China – investment in
renewable energy is
rising sharply.
 
Beijing, China — ESI-AFRICA.COM — 02 February 2012 – Growing urbanisation and the resultant environmental threats it generates has led the government of China to invest nearly US$50 billion annually on the development of its renewable energy sector since 2009.

China’s five-year investment in environmental protection is on track to reach US$454 billion. By 2015, its environmental protection industry is expected to top US$317 billion.

China will introduce favourable tax and financial policies to support the development of its green economy, according to its 12th five-year plan, which started last year. A strong “green” policy is essential if China is to maintain its rapid and sustainable growth. “China will build a good fund- raising environment for companies to develop green technologies by establishing green technology investment and related equity funds,” said Wang Yuqing, deputy director of the Committee of Population, Resources and Environment of the CPPCC National Committee. The transition to a global green economy may generate a large market exceeding US$1 trillion.

During the 12th five-year plan period, the Chinese government will invest US$468 billion in green sectors compared to US$211 billion over the previous five-year period, with a focus on three sectors: waste recycling and re-utilization; clean technologies; and renewable energy. With this amount of public investment, China’s environmental protection industry is expected to continue growing at an average of 15 to 20% per year, and its industrial output is expected to reach US$743 billion, up from US$166 billion in 2010. The multiplier effect of this emerging sector is estimated to be 8 to 10 times larger than other industry sectors.

But Chinese green companies, especially privately-held ones, are facing difficulties in gaining support from capital markets and depend mainly on funds and subsidies provided by the government. Industry experts are advising these companies to seek funding sources outside of the country, including sovereign investment and national funds.

An industry analyst pointed out that China would face challenges in raising funds for the development of its green economy.

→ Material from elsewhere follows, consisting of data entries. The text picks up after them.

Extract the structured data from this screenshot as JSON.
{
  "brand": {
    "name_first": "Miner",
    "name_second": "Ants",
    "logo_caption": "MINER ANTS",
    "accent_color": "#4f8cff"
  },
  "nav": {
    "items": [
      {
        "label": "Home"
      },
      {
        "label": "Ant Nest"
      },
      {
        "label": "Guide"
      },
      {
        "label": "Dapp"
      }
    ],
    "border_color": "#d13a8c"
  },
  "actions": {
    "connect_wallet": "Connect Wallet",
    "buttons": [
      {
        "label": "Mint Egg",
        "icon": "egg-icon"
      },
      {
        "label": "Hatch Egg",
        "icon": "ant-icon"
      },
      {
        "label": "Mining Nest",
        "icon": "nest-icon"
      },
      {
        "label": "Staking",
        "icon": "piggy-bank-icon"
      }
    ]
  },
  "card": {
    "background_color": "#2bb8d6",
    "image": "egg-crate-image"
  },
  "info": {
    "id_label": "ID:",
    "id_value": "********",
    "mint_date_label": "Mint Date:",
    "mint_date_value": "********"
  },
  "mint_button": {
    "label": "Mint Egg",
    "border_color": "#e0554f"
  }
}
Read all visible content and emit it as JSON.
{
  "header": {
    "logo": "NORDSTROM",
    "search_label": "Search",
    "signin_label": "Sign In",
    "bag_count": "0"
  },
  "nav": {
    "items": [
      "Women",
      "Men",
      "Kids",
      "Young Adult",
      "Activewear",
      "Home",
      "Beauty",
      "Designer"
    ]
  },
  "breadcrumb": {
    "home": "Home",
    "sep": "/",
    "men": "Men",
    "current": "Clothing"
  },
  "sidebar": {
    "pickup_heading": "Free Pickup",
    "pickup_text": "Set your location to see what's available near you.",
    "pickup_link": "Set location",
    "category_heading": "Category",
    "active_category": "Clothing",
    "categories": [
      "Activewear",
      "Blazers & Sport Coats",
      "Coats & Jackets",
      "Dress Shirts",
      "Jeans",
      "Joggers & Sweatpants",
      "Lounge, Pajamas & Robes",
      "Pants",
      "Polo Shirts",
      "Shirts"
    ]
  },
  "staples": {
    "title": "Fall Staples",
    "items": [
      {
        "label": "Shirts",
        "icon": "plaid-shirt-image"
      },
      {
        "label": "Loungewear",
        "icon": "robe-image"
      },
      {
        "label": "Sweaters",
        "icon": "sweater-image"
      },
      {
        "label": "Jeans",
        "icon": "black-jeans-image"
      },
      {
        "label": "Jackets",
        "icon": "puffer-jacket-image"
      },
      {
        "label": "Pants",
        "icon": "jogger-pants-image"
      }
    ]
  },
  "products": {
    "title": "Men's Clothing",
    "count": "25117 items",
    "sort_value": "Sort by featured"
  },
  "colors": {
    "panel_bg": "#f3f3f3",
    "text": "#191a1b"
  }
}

According to the United Nations Environment Programme, US$750 billion per year from 2010 to 2030 is required to support the transition to a global green economy — and the figure jumps to US$1.6 trillion per year from 2030 to 2050.